The first volume of the yearbook History of Intellectual Culture (HIC) has been published. HIC is a new international and interdisciplinary open access yearbook for peer-reviewed papers, published by De Gruyter and edited by Charlotte A. Lerg, Johan Östling and Jana Weiß.
The yearbook emphasizes cultural dimensions of the history of knowledge and underscores that knowledge must be regarded as a fundamental category in society. In doing so, ideas, concepts, ideologies, theories, and cognitive practices are located within their social and material contexts.
With concepts of participation discussed in multiple disciplines from media studies to anthropology, from political sciences to sociology, the first issue of the new yearbook History of Intellectual Culture dedicates a thematic section to the way knowledge can and arguably must be conceptualized as “participatory”.
Introducing and exploring “participatory knowledge”, the volume aims to draw attention to the potential of looking at knowledge formation and circulation through a new lens and to open a dialogue about how and what concepts and theories of participation can contribute to the history of knowledge. By asking who gets to participate in defining what counts as knowledge and in deciding whose knowledge is circulated, modes of participation enter into the examination of knowledge on various levels and within multiple cultural contexts.
The articles in this volume attest to the great variety of approaches, contexts, and interpretations of “participatory knowledge”, from the sociological projects of the Frankfurt School to the Uppsala-based Institute for Race Biology, from the Argentinian National Folklore Survey to current hashtag activism and Covid-19-archive projects.
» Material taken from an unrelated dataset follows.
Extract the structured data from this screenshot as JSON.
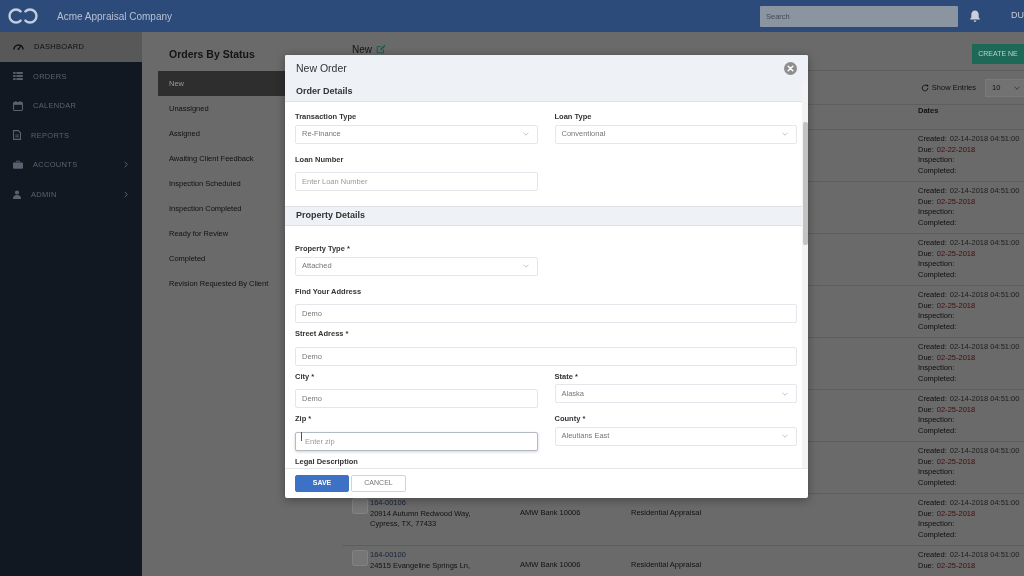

History of Intellectual Culture (Vol. 1) is available Open Access: https://www.degruyter.com/document/doi/10.1515/9783110748819/html#contents